William Stanley Hoole (born May 16, 1903 in Darlington, South Carolina; died December 12, 1990 in Tuscaloosa) was a teacher, librarian and historian. He was the long-time director University of Alabama Library and edited the Alabama Historical Association's Alabama Review from 1948 to 1967.
Hoole was the sun of William Brunson and Minnie Eva Powers Hoole of Darlington, South Carolina. He attended the St John's Academy in Spartanburg and graduated from Wofford College. After working for a couple of years as a salesman and part-time teacher, he returned to St John's as an English teacher and athletic director. He completed a master's in English at Wofford in 1931 and married the former Martha Anne Sanders that same year.
Hoole went on to complete a Ph.D. in English at Duke University in Durham, North Carolina in 1934. He taught briefly at the Alabama Teachers College in Jacksonville. He then moved to Birmingham-Southen College and was awarded a Rockefeller Grant to study library science at the University of Chicago's Graduate Library School and serve as the college's "Professor of Books". From there he eventually took charge of the college's M. Paul Phillips Library, where he encourage recreational reading and implemented a reader's advisory service. He also promoted reading to the public through weekly talks on WBRC-AM and reviews and columns published in Alabama: News Magazine of the Deep South and The Birmingham News.

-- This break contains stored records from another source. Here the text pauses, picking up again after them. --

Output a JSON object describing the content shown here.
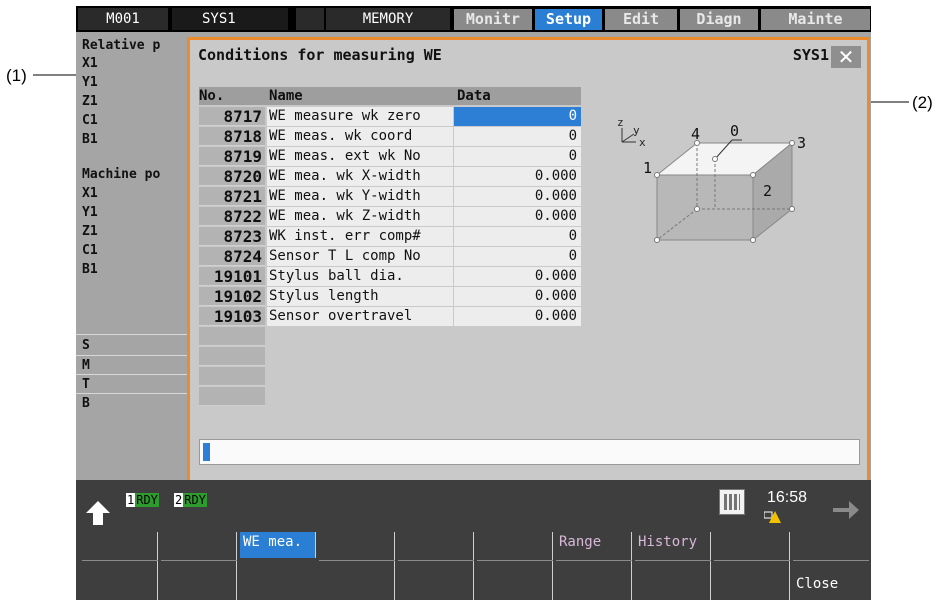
{
  "annotations": {
    "left": "(1)",
    "right": "(2)"
  },
  "topbar": {
    "program": "M001",
    "system": "SYS1",
    "mode": "MEMORY",
    "tabs": [
      {
        "label": "Monitr",
        "active": false
      },
      {
        "label": "Setup",
        "active": true
      },
      {
        "label": "Edit",
        "active": false
      },
      {
        "label": "Diagn",
        "active": false
      },
      {
        "label": "Mainte",
        "active": false
      }
    ]
  },
  "left_panel": {
    "relative_title": "Relative p",
    "relative_axes": [
      "X1",
      "Y1",
      "Z1",
      "C1",
      "B1"
    ],
    "machine_title": "Machine po",
    "machine_axes": [
      "X1",
      "Y1",
      "Z1",
      "C1",
      "B1"
    ],
    "spindle_labels": [
      "S",
      "M",
      "T",
      "B"
    ]
  },
  "dialog": {
    "title": "Conditions for measuring WE",
    "system": "SYS1",
    "close_icon": "close-icon",
    "columns": {
      "no": "No.",
      "name": "Name",
      "data": "Data"
    },
    "rows": [
      {
        "no": "8717",
        "name": "WE measure wk zero",
        "data": "0",
        "selected": true
      },
      {
        "no": "8718",
        "name": "WE meas. wk coord",
        "data": "0"
      },
      {
        "no": "8719",
        "name": "WE meas. ext wk No",
        "data": "0"
      },
      {
        "no": "8720",
        "name": "WE mea. wk X-width",
        "data": "0.000"
      },
      {
        "no": "8721",
        "name": "WE mea. wk Y-width",
        "data": "0.000"
      },
      {
        "no": "8722",
        "name": "WE mea. wk Z-width",
        "data": "0.000"
      },
      {
        "no": "8723",
        "name": "WK inst. err comp#",
        "data": "0"
      },
      {
        "no": "8724",
        "name": "Sensor T L comp No",
        "data": "0"
      },
      {
        "no": "19101",
        "name": "Stylus ball dia.",
        "data": "0.000"
      },
      {
        "no": "19102",
        "name": "Stylus length",
        "data": "0.000"
      },
      {
        "no": "19103",
        "name": "Sensor overtravel",
        "data": "0.000"
      },
      {
        "no": "",
        "name": "",
        "data": ""
      },
      {
        "no": "",
        "name": "",
        "data": ""
      },
      {
        "no": "",
        "name": "",
        "data": ""
      },
      {
        "no": "",
        "name": "",
        "data": ""
      }
    ],
    "diagram_labels": {
      "z": "z",
      "y": "y",
      "x": "x",
      "p0": "0",
      "p1": "1",
      "p2": "2",
      "p3": "3",
      "p4": "4"
    },
    "input_value": ""
  },
  "status": {
    "rdy1_num": "1",
    "rdy1": "RDY",
    "rdy2_num": "2",
    "rdy2": "RDY",
    "time": "16:58"
  },
  "softkeys": [
    "",
    "",
    "WE mea.",
    "",
    "",
    "",
    "Range",
    "History",
    "",
    "Close"
  ],
  "colors": {
    "accent": "#2a7fd4",
    "dialog_border": "#ec8b2c",
    "rdy": "#2e9b2e"
  }
}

In 1937 Hoole moved to Waco, Texas as librarian for Baylor University, where he spent two years marked by significant improvements to the university's library system. He continued his public advocacy with newspaper columns and radio talks and lobbied for expansion of public libraries in Texas. In 1939 he accepted a position heading the Department of Library Service at the North Texas State Teachers College in Denton. While there he overhauled the library science curriculum and streamlined and expanded library services.

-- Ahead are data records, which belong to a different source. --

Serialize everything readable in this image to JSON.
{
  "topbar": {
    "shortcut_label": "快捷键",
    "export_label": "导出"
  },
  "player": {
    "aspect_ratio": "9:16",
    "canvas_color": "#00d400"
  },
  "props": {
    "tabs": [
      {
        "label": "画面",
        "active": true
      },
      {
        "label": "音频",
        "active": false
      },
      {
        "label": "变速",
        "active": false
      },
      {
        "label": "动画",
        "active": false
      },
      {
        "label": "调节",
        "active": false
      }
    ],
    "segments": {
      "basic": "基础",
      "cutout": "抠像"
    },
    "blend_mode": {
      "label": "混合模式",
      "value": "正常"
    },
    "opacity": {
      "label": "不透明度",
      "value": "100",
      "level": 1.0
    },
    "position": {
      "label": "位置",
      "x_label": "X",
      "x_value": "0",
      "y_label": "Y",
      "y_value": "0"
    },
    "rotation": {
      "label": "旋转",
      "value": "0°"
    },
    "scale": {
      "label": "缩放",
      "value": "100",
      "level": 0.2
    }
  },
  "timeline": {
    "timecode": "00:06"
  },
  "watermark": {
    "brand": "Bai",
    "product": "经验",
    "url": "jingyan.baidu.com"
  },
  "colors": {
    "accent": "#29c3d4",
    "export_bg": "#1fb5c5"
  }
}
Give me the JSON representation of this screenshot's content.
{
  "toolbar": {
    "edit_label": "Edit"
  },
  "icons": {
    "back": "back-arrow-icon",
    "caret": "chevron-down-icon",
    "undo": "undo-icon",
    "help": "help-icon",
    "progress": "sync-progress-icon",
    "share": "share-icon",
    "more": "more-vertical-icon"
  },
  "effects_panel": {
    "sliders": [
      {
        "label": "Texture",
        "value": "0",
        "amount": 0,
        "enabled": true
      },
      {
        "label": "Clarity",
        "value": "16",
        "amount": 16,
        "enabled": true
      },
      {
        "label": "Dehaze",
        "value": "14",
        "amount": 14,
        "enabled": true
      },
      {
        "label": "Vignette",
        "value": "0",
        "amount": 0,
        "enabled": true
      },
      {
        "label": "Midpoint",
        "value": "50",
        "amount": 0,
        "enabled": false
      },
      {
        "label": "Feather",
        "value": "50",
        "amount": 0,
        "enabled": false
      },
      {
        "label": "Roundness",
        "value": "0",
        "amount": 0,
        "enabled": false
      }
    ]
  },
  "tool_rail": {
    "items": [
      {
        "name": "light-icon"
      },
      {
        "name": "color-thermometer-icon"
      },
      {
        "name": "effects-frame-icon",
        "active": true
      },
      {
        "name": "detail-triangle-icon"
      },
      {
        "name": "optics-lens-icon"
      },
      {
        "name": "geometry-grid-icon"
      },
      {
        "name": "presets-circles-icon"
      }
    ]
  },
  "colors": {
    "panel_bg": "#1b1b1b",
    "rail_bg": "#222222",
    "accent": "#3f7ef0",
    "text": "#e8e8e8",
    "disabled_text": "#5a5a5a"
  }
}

In 1944 Hoole returned to Alabama as director of libraries at the University of Alabama in Tuscaloosa. He reorganized what had been a disjointed system of independent departmental libraries and increased the professional standing of library staff. He guided the department into membership in the Association of Research Libraries. He also shepherded the collection of non-book items such as audio recordings, maps and microforms, more than sextupling the total number of catalogued items during his 27-year tenure. He was promoted to "Dean of Libraries" in 1969.

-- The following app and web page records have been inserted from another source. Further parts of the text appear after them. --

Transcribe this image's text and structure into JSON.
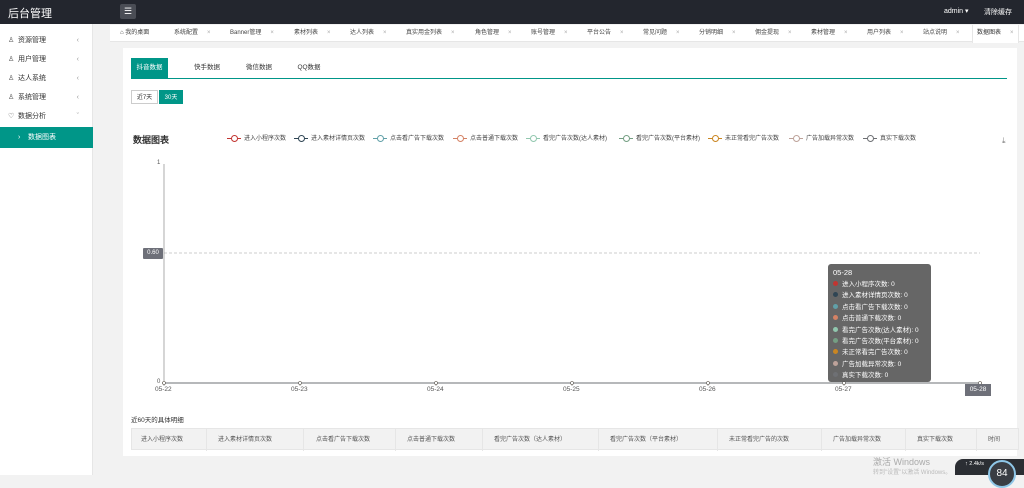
{
  "topbar": {
    "logo": "后台管理",
    "menu_icon": "☰",
    "user": "admin ▾",
    "clear_cache": "清除缓存"
  },
  "sidebar": {
    "items": [
      {
        "label": "资源管理",
        "icon": "resource-icon"
      },
      {
        "label": "用户管理",
        "icon": "user-icon"
      },
      {
        "label": "达人系统",
        "icon": "users-icon"
      },
      {
        "label": "系统管理",
        "icon": "system-icon"
      },
      {
        "label": "数据分析",
        "icon": "analytics-icon"
      },
      {
        "label": "数据图表",
        "icon": "chevron-right-icon",
        "active": true
      }
    ]
  },
  "tabs": [
    {
      "label": "我的桌面"
    },
    {
      "label": "系统配置"
    },
    {
      "label": "Banner管理"
    },
    {
      "label": "素材列表"
    },
    {
      "label": "达人列表"
    },
    {
      "label": "真实用金列表"
    },
    {
      "label": "角色管理"
    },
    {
      "label": "账号管理"
    },
    {
      "label": "平台公告"
    },
    {
      "label": "常见问题"
    },
    {
      "label": "分销明细"
    },
    {
      "label": "佣金提现"
    },
    {
      "label": "素材管理"
    },
    {
      "label": "用户列表"
    },
    {
      "label": "站点说明"
    },
    {
      "label": "数据图表",
      "active": true
    }
  ],
  "sub_tabs": [
    {
      "label": "抖音数据",
      "active": true
    },
    {
      "label": "快手数据"
    },
    {
      "label": "微信数据"
    },
    {
      "label": "QQ数据"
    }
  ],
  "range_buttons": [
    {
      "label": "近7天"
    },
    {
      "label": "30天",
      "active": true
    }
  ],
  "chart_title": "数据图表",
  "chart_data": {
    "type": "line",
    "title": "数据图表",
    "categories": [
      "05-22",
      "05-23",
      "05-24",
      "05-25",
      "05-26",
      "05-27",
      "05-28"
    ],
    "ylim": [
      0,
      1
    ],
    "y_ticks": [
      "1",
      "0"
    ],
    "cursor_y_label": "0.60",
    "cursor_x_label": "05-28",
    "legend_position": "top",
    "series": [
      {
        "name": "进入小程序次数",
        "color": "#c23531",
        "values": [
          0,
          0,
          0,
          0,
          0,
          0,
          0
        ]
      },
      {
        "name": "进入素材详情页次数",
        "color": "#2f4554",
        "values": [
          0,
          0,
          0,
          0,
          0,
          0,
          0
        ]
      },
      {
        "name": "点击看广告下载次数",
        "color": "#61a0a8",
        "values": [
          0,
          0,
          0,
          0,
          0,
          0,
          0
        ]
      },
      {
        "name": "点击普通下载次数",
        "color": "#d48265",
        "values": [
          0,
          0,
          0,
          0,
          0,
          0,
          0
        ]
      },
      {
        "name": "看完广告次数(达人素材)",
        "color": "#91c7ae",
        "values": [
          0,
          0,
          0,
          0,
          0,
          0,
          0
        ]
      },
      {
        "name": "看完广告次数(平台素材)",
        "color": "#749f83",
        "values": [
          0,
          0,
          0,
          0,
          0,
          0,
          0
        ]
      },
      {
        "name": "未正常看完广告次数",
        "color": "#ca8622",
        "values": [
          0,
          0,
          0,
          0,
          0,
          0,
          0
        ]
      },
      {
        "name": "广告加载异常次数",
        "color": "#bda29a",
        "values": [
          0,
          0,
          0,
          0,
          0,
          0,
          0
        ]
      },
      {
        "name": "真实下载次数",
        "color": "#6e7074",
        "values": [
          0,
          0,
          0,
          0,
          0,
          0,
          0
        ]
      }
    ]
  },
  "tooltip": {
    "date": "05-28",
    "rows": [
      {
        "label": "进入小程序次数: 0",
        "color": "#c23531"
      },
      {
        "label": "进入素材详情页次数: 0",
        "color": "#2f4554"
      },
      {
        "label": "点击看广告下载次数: 0",
        "color": "#61a0a8"
      },
      {
        "label": "点击普通下载次数: 0",
        "color": "#d48265"
      },
      {
        "label": "看完广告次数(达人素材): 0",
        "color": "#91c7ae"
      },
      {
        "label": "看完广告次数(平台素材): 0",
        "color": "#749f83"
      },
      {
        "label": "未正常看完广告次数: 0",
        "color": "#ca8622"
      },
      {
        "label": "广告加载异常次数: 0",
        "color": "#bda29a"
      },
      {
        "label": "真实下载次数: 0",
        "color": "#6e7074"
      }
    ]
  },
  "summary": {
    "title": "近60天的具体明细",
    "columns": [
      "进入小程序次数",
      "进入素材详情页次数",
      "点击看广告下载次数",
      "点击普通下载次数",
      "看完广告次数（达人素材）",
      "看完广告次数（平台素材）",
      "未正常看完广告的次数",
      "广告加载异常次数",
      "真实下载次数",
      "时间"
    ]
  },
  "system": {
    "watermark": "激活 Windows",
    "watermark_sub": "转到\"设置\"以激活 Windows。",
    "widget_text": "↑ 2.4k/s",
    "widget_value": "84"
  }
}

In 1970 Hoole helped create the University's Graduate School of Library Service. He retired as library director in 1971, but continued to teach until 1973. In his retirement, Hoole was granted honorary degrees by Wofford and the University of Alabama. The UA Library named its special collections department in his honor in 1977.
Throughout his career, Hoole was a prolific writer. In addition to his hundreds of book reviews and journal articles, he produced over 50 books, some under the pen name Will Stanley. He edited the South Atlantic Bulletin, The Southeastern Librarian, and Confederate Centennial Studies as well as the Alabama Review. He studied English college libraries under a Fulbright Scholarship and served as a research consultant for a Congressional subcommittee on special education. Hoole also served as president of the National Committee on Libraries.
Hoole died in December 1990 in Tuscaloosa and was buried in Darlington, South Carolina.
- Hoole, Martha DuBose (2001) William Stanley Hoole: Student, Teacher, Librarian, Author. Wilmington, N.C.: Broadfoot Publishing
- Jackson, John (2004) "William Stanley Hoole: Scholar-Librarian." Provenance 22 , pp. 21-33
- Center, Clark E, Jr. (January 25, 2011) "William Stanley Hoole". Encyclopedia of Alabama - accessed May 16, 2013